Disclaimer: This story contains reference to racial slurs.
Hundreds of faculty, staff, and students filled the University Center ballroom to attend the third annual All Black Gala on Sunday, Feb. 10 at California State University, Monterey Bay (CSUMB).
The keynote speakers of this event were Michael Brown Sr., whose son, Michael Brown Jr. was shot and killed by a police officer in Ferguson, Missouri and Dr. David Ragland who is a co founder of the Truth Telling project. Marcellus Buckley, an international activist and artist was not able to attend because of bad weather and flight difficulties.
Introducing the night’s speakers was Shanieka Jones, CSUMB’s director of clery compliance, along with select student ambassadors from CSUMB. Jones lightened up the crowd by recognizing all of the attendees in their formal wear saying, “I see you all! My cocoa butter wearin’, melanin, tea tree oil… I see all of you!”
The first to speak was Brown who received a standing ovation when he walked on stage. He discussed with the crowd what he was doing and how he felt on the day he found out his 18-year-old son, who had recently graduated from high school, was shot multiple times in the middle of the street.

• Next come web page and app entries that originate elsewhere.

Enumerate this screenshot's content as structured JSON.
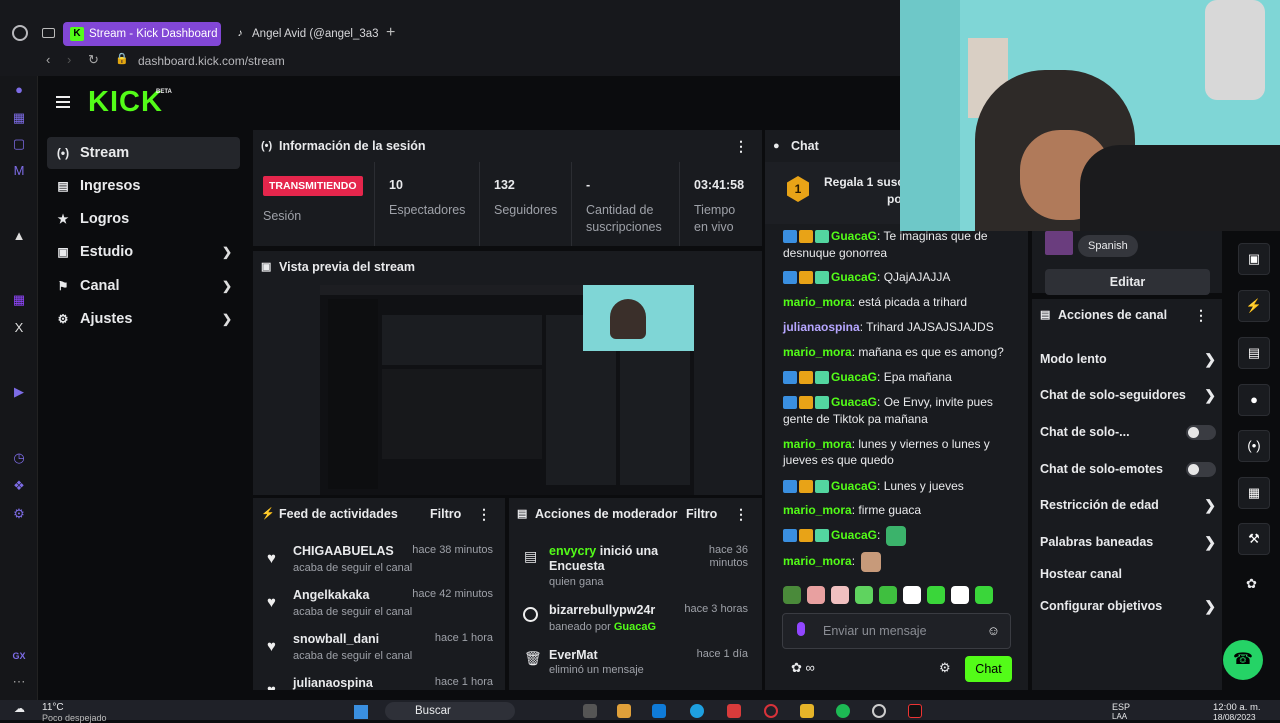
{
  "browser": {
    "tabs": [
      {
        "label": "Stream - Kick Dashboard",
        "active": true
      },
      {
        "label": "Angel Avid (@angel_3a3)",
        "active": false
      }
    ],
    "url": "dashboard.kick.com/stream"
  },
  "brand": {
    "logo_text": "KICK",
    "beta": "BETA",
    "accent": "#53fc18"
  },
  "sidebar": {
    "items": [
      {
        "label": "Stream",
        "icon": "broadcast-icon",
        "active": true
      },
      {
        "label": "Ingresos",
        "icon": "chart-icon"
      },
      {
        "label": "Logros",
        "icon": "trophy-icon"
      },
      {
        "label": "Estudio",
        "icon": "studio-icon",
        "expandable": true
      },
      {
        "label": "Canal",
        "icon": "flag-icon",
        "expandable": true
      },
      {
        "label": "Ajustes",
        "icon": "gear-icon",
        "expandable": true
      }
    ]
  },
  "session": {
    "title": "Información de la sesión",
    "live_badge": "TRANSMITIENDO",
    "session_label": "Sesión",
    "stats": [
      {
        "value": "10",
        "label": "Espectadores"
      },
      {
        "value": "132",
        "label": "Seguidores"
      },
      {
        "value": "-",
        "label": "Cantidad de suscripciones"
      },
      {
        "value": "03:41:58",
        "label": "Tiempo en vivo"
      }
    ]
  },
  "preview": {
    "title": "Vista previa del stream"
  },
  "feed": {
    "title": "Feed de actividades",
    "filter": "Filtro",
    "items": [
      {
        "name": "CHIGAABUELAS",
        "sub": "acaba de seguir el canal",
        "time": "hace 38 minutos"
      },
      {
        "name": "Angelkakaka",
        "sub": "acaba de seguir el canal",
        "time": "hace 42 minutos"
      },
      {
        "name": "snowball_dani",
        "sub": "acaba de seguir el canal",
        "time": "hace 1 hora"
      },
      {
        "name": "julianaospina",
        "sub": "",
        "time": "hace 1 hora"
      }
    ]
  },
  "modactions": {
    "title": "Acciones de moderador",
    "filter": "Filtro",
    "items": [
      {
        "name": "envycry",
        "action": " inició una Encuesta",
        "sub": "quien gana",
        "time": "hace 36 minutos"
      },
      {
        "name": "bizarrebullypw24r",
        "action": "",
        "sub_prefix": "baneado por ",
        "sub_user": "GuacaG",
        "time": "hace 3 horas"
      },
      {
        "name": "EverMat",
        "action": "",
        "sub": "eliminó un mensaje",
        "time": "hace 1 día"
      }
    ]
  },
  "chat": {
    "title": "Chat",
    "pinned": "Regala 1 suscr",
    "pinned2": "po",
    "pinned_rank": "1",
    "messages": [
      {
        "user": "GuacaG",
        "badges": true,
        "color": "green",
        "text": ": Te imaginas que de desnuque gonorrea"
      },
      {
        "user": "GuacaG",
        "badges": true,
        "color": "green",
        "text": ": QJajAJAJJA"
      },
      {
        "user": "mario_mora",
        "badges": false,
        "color": "green",
        "text": ": está picada a trihard"
      },
      {
        "user": "julianaospina",
        "badges": false,
        "color": "purple",
        "text": ": Trihard JAJSAJSJAJDS"
      },
      {
        "user": "mario_mora",
        "badges": false,
        "color": "green",
        "text": ": mañana es que es among?"
      },
      {
        "user": "GuacaG",
        "badges": true,
        "color": "green",
        "text": ": Epa mañana"
      },
      {
        "user": "GuacaG",
        "badges": true,
        "color": "green",
        "text": ": Oe Envy, invite pues gente de Tiktok pa mañana"
      },
      {
        "user": "mario_mora",
        "badges": false,
        "color": "green",
        "text": ": lunes y viernes o lunes y jueves es que quedo"
      },
      {
        "user": "GuacaG",
        "badges": true,
        "color": "green",
        "text": ": Lunes y jueves"
      },
      {
        "user": "mario_mora",
        "badges": false,
        "color": "green",
        "text": ": firme guaca"
      },
      {
        "user": "GuacaG",
        "badges": true,
        "color": "green",
        "text": ":"
      },
      {
        "user": "mario_mora",
        "badges": false,
        "color": "green",
        "text": ":"
      }
    ],
    "input_placeholder": "Enviar un mensaje",
    "send": "Chat",
    "emote_colors": [
      "#4a8a3a",
      "#e8a0a0",
      "#f0c0c0",
      "#5fd35f",
      "#3fbf3f",
      "#ffffff",
      "#3ad63a",
      "#ffffff",
      "#3ad63a"
    ]
  },
  "channel_info": {
    "language": "Spanish",
    "edit": "Editar"
  },
  "channel_actions": {
    "title": "Acciones de canal",
    "items": [
      {
        "label": "Modo lento",
        "kind": "arrow"
      },
      {
        "label": "Chat de solo-seguidores",
        "kind": "arrow"
      },
      {
        "label": "Chat de solo-...",
        "kind": "toggle"
      },
      {
        "label": "Chat de solo-emotes",
        "kind": "toggle"
      },
      {
        "label": "Restricción de edad",
        "kind": "arrow"
      },
      {
        "label": "Palabras baneadas",
        "kind": "arrow"
      },
      {
        "label": "Hostear canal",
        "kind": "none"
      },
      {
        "label": "Configurar objetivos",
        "kind": "arrow"
      }
    ]
  },
  "taskbar": {
    "weather_temp": "11°C",
    "weather_desc": "Poco despejado",
    "search": "Buscar",
    "lang": "ESP",
    "lang2": "LAA",
    "time": "12:00 a. m.",
    "date": "18/08/2023"
  }
}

At first, he did not believe it was his son that was killed.
“August 9, 2014 I had just got off work, around 11. I was doing laundry with my wife, and around 11:45 I got a phone call from Michael’s grandmother… she said that the police shot Mikey and he was lying dead in the street,” said the elder Brown.

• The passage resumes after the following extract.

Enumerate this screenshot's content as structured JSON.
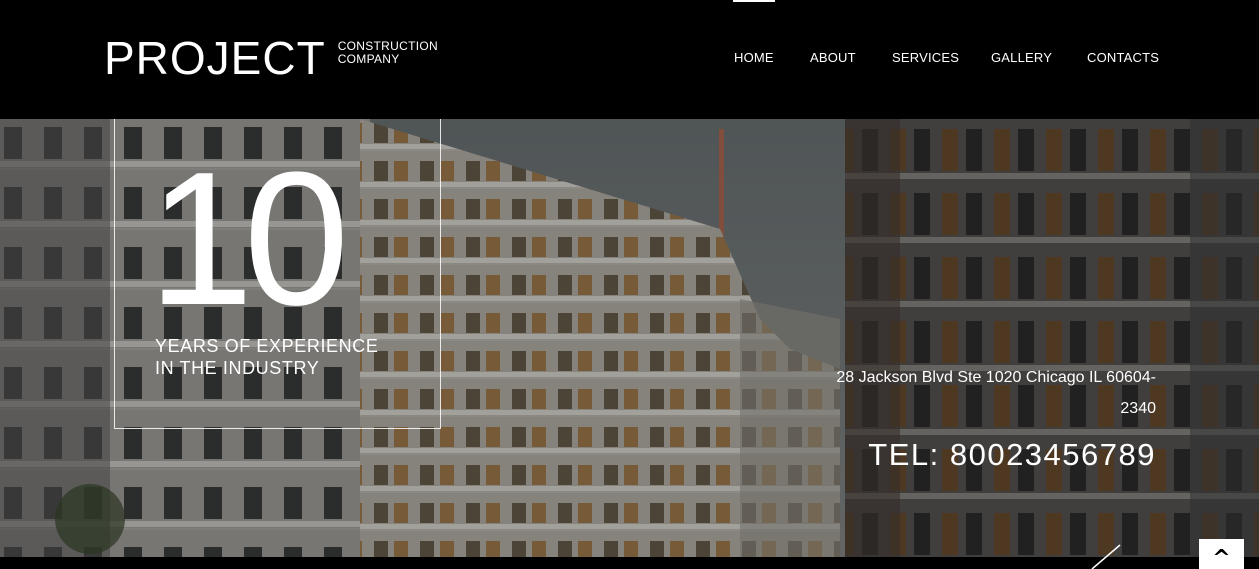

The younger Brown’s death sparked outrage and protests in Ferguson and propelled the Black Lives Matter Movement. Later the elder Brown founded the Chosen for Change foundation to provide community awareness of the wrongful death of his son and other similar cases.
When asked from a member of the crowd how he keeps moving forward despite the tragic death of his son, Brown announced that some days were harder than others. He turned all the anger he was feeling into positivity and purpose. “Michael Brown changed a lot of things,” said Brown about his son. “He changed a lot of policies. His mother started petitions. He worked from the grave.”
After Brown’s powerful speech about his son and the injustices that took place in 2014, Ragland came on stage to speak from a more academic perspective on Ferguson. “We need more teachers that look like the people they are teaching,” said Ragland. “Violence begets violence. Violence is a problem.”
“We have an entire generation of people growing up believing that black people were brought here as workers. Nawh …we were brought here as slaves!” said Ragland, which led the entire crowd to erupt in applause. He continued, “Black lives Matter is an ideological and political intervention in a world where Black lives are systematically and intentionally targeted for demise. It is an affirmation of Black folks’ contributions to this society, our humanity, and our resilience in the face of deadly oppression.”
When the keynote speakers were asked questions, racism at a local school was brought up. Dariah Synal, who is the president of the Black Students Union at Monterey High School, discussed how two students used offensive words. Two females used a racial slur on separate occasions and posted it onto social media for people to view, one wearing a charcoal-colored face mask saying, “Is this what being a n***er feels like?” The incidents were reported to the school district, which the students stated has done little about the situation.
“This is an age of black face, of white people saying the N-word, of blatant disrespect of what black people are asking for, and it shouldn’t be tolerated,” said Ragland. “If we believe in a human dignity and support and care about our students, then we’ll deal with those issues. If [they] don’t, the school district is showing what they care about, and it’s not the Black and brown students.”
Many of the students were impressed by the night’s event. “The speakers were great,” said Sarah Smith, a CSUMB student, about the All Black Gala after it ended. “As a white person, it opened my eyes and gave a point of view that I haven’t been exposed to.”
Jennifer Costa, a member of Associated Students, wished there were more people in attendance, “I think it was powerful and a very necessary conversation to have and hear.”